If desired, the bore 12 could extend completely through the body 11, with a plug 14 being provided above and below the ballast weight 13.

We claim:

1. A hockey puck suitable for practice on non-ice smooth surfaces, said puck having substantially the size and shape as a conventional hockey puck and including a cylindrical body of felt and a ballast weight within said body, the diameter of said cylindrical body being greater than its height.

2. A puck according to claim 1 wherein the ballast weight is cylindrical.

3. A puck according to claim 2 wherein the body has a central bore with the ballast weight located therein.

4. A puck according to claim 3 wherein the bore is closed by a felt plug.
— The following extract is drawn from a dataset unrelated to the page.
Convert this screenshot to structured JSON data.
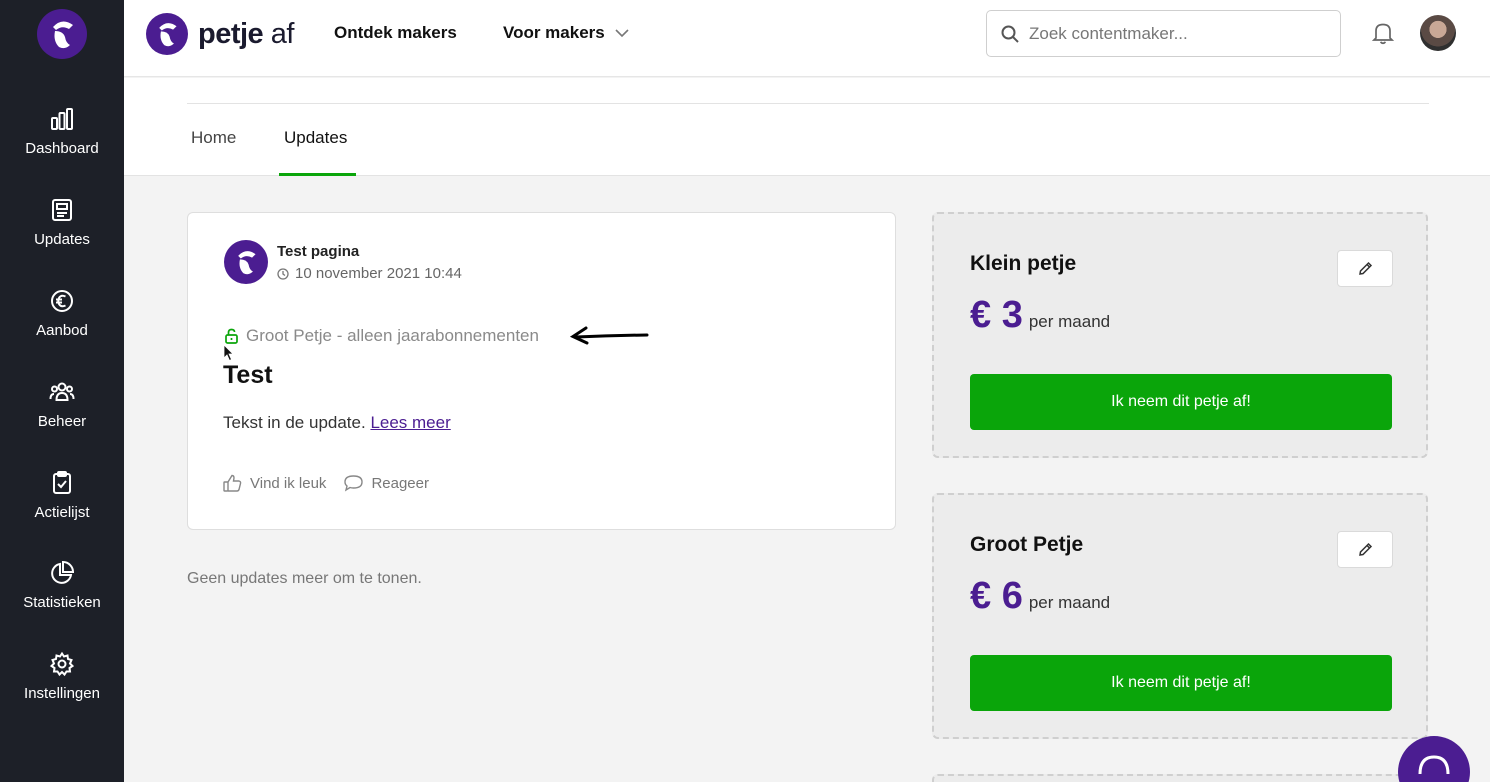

5. A puck according to claim 4 wherein the plug is secured in the bore by adhesive.

6. A puck according to claim 1 wherein the outer surfaces of the body are treated with water repellent.

Patent Citations
Cited PatentFiling datePublication dateApplicantTitle
US3712748 *Dec 30, 1970Jan 23, 1973Wilmans SPaint applicator
Referenced by
Citing PatentFiling datePublication dateApplicantTitle
US4846475 *Jan 25, 1988Jul 11, 1989Newcomb Nelson FIlluminated translucent hockey puck
US4878668 *Apr 14, 1987Nov 7, 1989Victor NevoralIndoor hockey puck
US5240251 *Dec 12, 1991Aug 31, 1993Easton SportsSliding street hockey puck
US5284343 *Apr 17, 1992Feb 8, 1994Bigornia Boniface GPractice hockey puck
US5518237 *Jan 30, 1995May 21, 1996Bellehumeur; Alex R.For use on non-ice and less than smooth surfaces
US6711926 *Nov 5, 2001Mar 30, 2004Timothy W. StarkMethod of manufacturing a hockey puck
US7066851Dec 15, 2004Jun 27, 2006Mark PoruchnyFloor hockey puck
US7140989May 1, 2006Nov 28, 2006Mark PoruchnyFloor hockey puck
US8323120 *Jan 27, 2010Dec 4, 2012Lorenzana Vance AGolf training device
US20110183772 *Jan 27, 2010Jul 28, 2011Lorenzana Vance AGolf Training Device
WO1993020910A1 *Mar 20, 1993Oct 28, 1993Boniface G BigorniaPractice hockey puck
U.S. Classification473/446, 473/588
International ClassificationA63B67/14
Cooperative ClassificationA63B67/14
European ClassificationA63B67/14